Multimedia Fusion is a great program made by a company called Clickteam. If you’ve ever heard of Klik ‘n’ Play, Multimedia Fusion (MMF) is the latest version of that. I started using Klik ‘n’ Play way back in the late 90s (probably 1998). I made some pretty bad games with it, which are still available for download on my web page. About a year later, I purchased my first copy of MMF and discovered that the makers of the software had their own web site and community. I never made any particularly good software with MMF, which is not to say MMF is incapable of good software. It is. In fact, several people I know have made successful commercial ventures with games they made in MMF. I really found my niche in the community when I started learning C++ the summer before my senior year in high school. Suddenly, I could make extensions for MMF, adding new functionality to the program. I may not have been much of a game maker, but I wasn’t too bad with making useful extensions. Eventually, I developed a relationship with some members of the company. In fact, they’ve sent me a few free copies of their software over the years. Alas, over time, I grew apart from MMF and the community. Throughout college, I focussed more and more on traditional programming paradigms and less on MMF. I preferred the more flowing structure of languages like C++ than the event list structure of MMF.
Eventually, I lost all contact with the community. This is something I regret quite a bit. Occasionally, I would get e-mails from people asking about my extensions but not too often. Back in 2008, I was made aware of a bug in one of my extensions, the Blowfish encryption object. This is the one extension that I had actually sold to Clickteam, so when I decided that I would try to fix the bug, I had to get a copy of the source from them. I actually found and fixed the bug. It turns out that the Blowfish algorithm expects data in big-endian form (I’ll discuss this more later), so I just needed to reverse the byte ordering before and after encryption. I did this, but then I got an even bigger idea in my head. It seems silly that each object that wants to use encryption should have to implement the algorithm itself. What if there were a generalized encryption system where any object that wanted to encrypt data could simply be passed the information of an encryption object and could then make use of the encryption object’s own algorithms? Well, I set about working on that model and got in over my head. After a while, I gave up and never returned the fixed source code to Clickteam. I was in a time in my life where motivation is difficult to find. Years passed. I’m finally now trying to dig myself out of this rut. In fact, this blog is one of the ways I’m trying to do it. I figure that the more I tell people what I’m doing, the more likely I am to follow through with it. Granted, no one reads this blog, but maybe, some day, someone will. I consider not correcting the bug in the Blowfish object to be a significant failing on my part, so finally fixing it is of great importance to my sense of self-wroth.
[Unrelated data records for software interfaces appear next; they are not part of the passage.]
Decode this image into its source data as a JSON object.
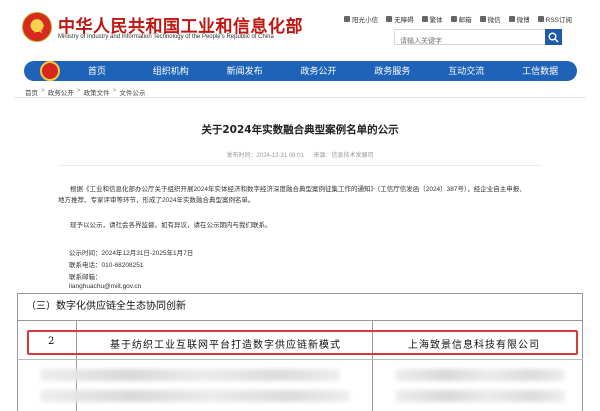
{
  "site": {
    "title": "中华人民共和国工业和信息化部",
    "subtitle": "Ministry of Industry and Information Technology of the People's Republic of China"
  },
  "toplinks": [
    {
      "label": "阳光小信",
      "icon": "sun-icon"
    },
    {
      "label": "无障碍",
      "icon": "accessibility-icon"
    },
    {
      "label": "繁体",
      "icon": "traditional-icon"
    },
    {
      "label": "邮箱",
      "icon": "mail-icon"
    },
    {
      "label": "微信",
      "icon": "wechat-icon"
    },
    {
      "label": "微博",
      "icon": "weibo-icon"
    },
    {
      "label": "RSS订阅",
      "icon": "rss-icon"
    }
  ],
  "search": {
    "placeholder": "请输入关键字"
  },
  "nav": {
    "items": [
      "首页",
      "组织机构",
      "新闻发布",
      "政务公开",
      "政务服务",
      "互动交流",
      "工信数据"
    ],
    "color": "#1e63b8"
  },
  "breadcrumb": [
    "首页",
    "政务公开",
    "政策文件",
    "文件公示"
  ],
  "article": {
    "title": "关于2024年实数融合典型案例名单的公示",
    "date": "发布时间：2024-12-31 08:01",
    "source": "来源：信息技术发展司",
    "p1": "根据《工业和信息化部办公厅关于组织开展2024年实体经济和数字经济深度融合典型案例征集工作的通知》（工信厅信发函〔2024〕387号），经企业自主申报、地方推荐、专家评审等环节，形成了2024年实数融合典型案例名单。",
    "p2": "现予以公示，请社会各界监督。如有异议，请在公示期内与我们联系。",
    "period": "公示时间：2024年12月31日-2025年1月7日",
    "phone_label": "联系电话：",
    "phone": "010-68208251",
    "email_label": "联系邮箱：",
    "email": "lianghuachu@miit.gov.cn"
  },
  "table": {
    "section": "（三）数字化供应链全生态协同创新",
    "row": {
      "no": "2",
      "name": "基于纺织工业互联网平台打造数字供应链新模式",
      "company": "上海致景信息科技有限公司"
    },
    "highlight_color": "#d63a3a"
  }
}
The bug in question, as mentioned earlier, had to do with the byte ordering of data sent to the encryption/decryption functions. If you don’t plan to use any encrypted data with any other implementations of Blowfish, this isn’t actually a problem, but it is likely that you’d want to do that. When passing data (stored as an array of characters) to the Blowfish functions, I would just typecast addresses into the array as pointers to unsigned longs. In little-endian formats, this puts the first character as the lowest byte of the newly formed long. It seems that Blowfish implementations prefer that this first character be in the highest byte of the long. I’m not entirely sure if this means that Blowfish implementations prefer big-endianness or if it’s simply that they convert the array of characters using bit-shifts and ors rather than simple typecasts. I wasn’t satisfied, however, with just fixing this bug. I wanted to add some different cipher block modes. In the past, I had only used the electronic codebook mode (ECB) because I simply wasn’t aware of the other modes in use. At first, I was only going to add cipher-block chaining mode (CBC), but after further investigation, I realized that cipher feedback mode (CFB) and output feedback mode (OFB) were relatively simple to implement. I decided to add all three new modes to the object. I’m not sure what the relative advantages and disadvantages are of each mode, but since they were so simple to add, I decided to just add them and let the user sort it out.
I also wanted to rewrite the file-handling function. In my younger days, I seemed to have a strange dislike of keeping files open, so I would read entire files into memory and then process the data. Once done, I would reopen the file and write the new data. For small files, this is fine, but for large files, this can be problematic. In rewriting the function, I had to open the file in both read and write modes. I had never used a file in this manner before and was unaware of one of the quirks involved. In my first tests, I was able to read and write my first block of data, but I was unable to read subsequent blocks. My first test took a little 1.82 MB file and turned it into a gigantic 64 MB file because I would keep reading and writing the same block of data over and over. After some research, I discovered than when switching between using fread and fwrite, you need to have a call to fseek. Before writing data back to the file, I would call fseek to jump back to the start of the block, but since the write operation placed me at the location in the file of the next block of data to read, I had no reason to call fseek again. Because an fseek call is required before switching back to fread, I had to add a dummy call to fseek that doesn’t change my position in the file. After fixing that problem, my updated file handling worked perfectly.
I took me nearly a week to make and debug all of the changes that I wanted, but I feel it was worth it to remove this blemish from my psyche. I’ve returned the updated object to Clickteam to see what they think of the update object.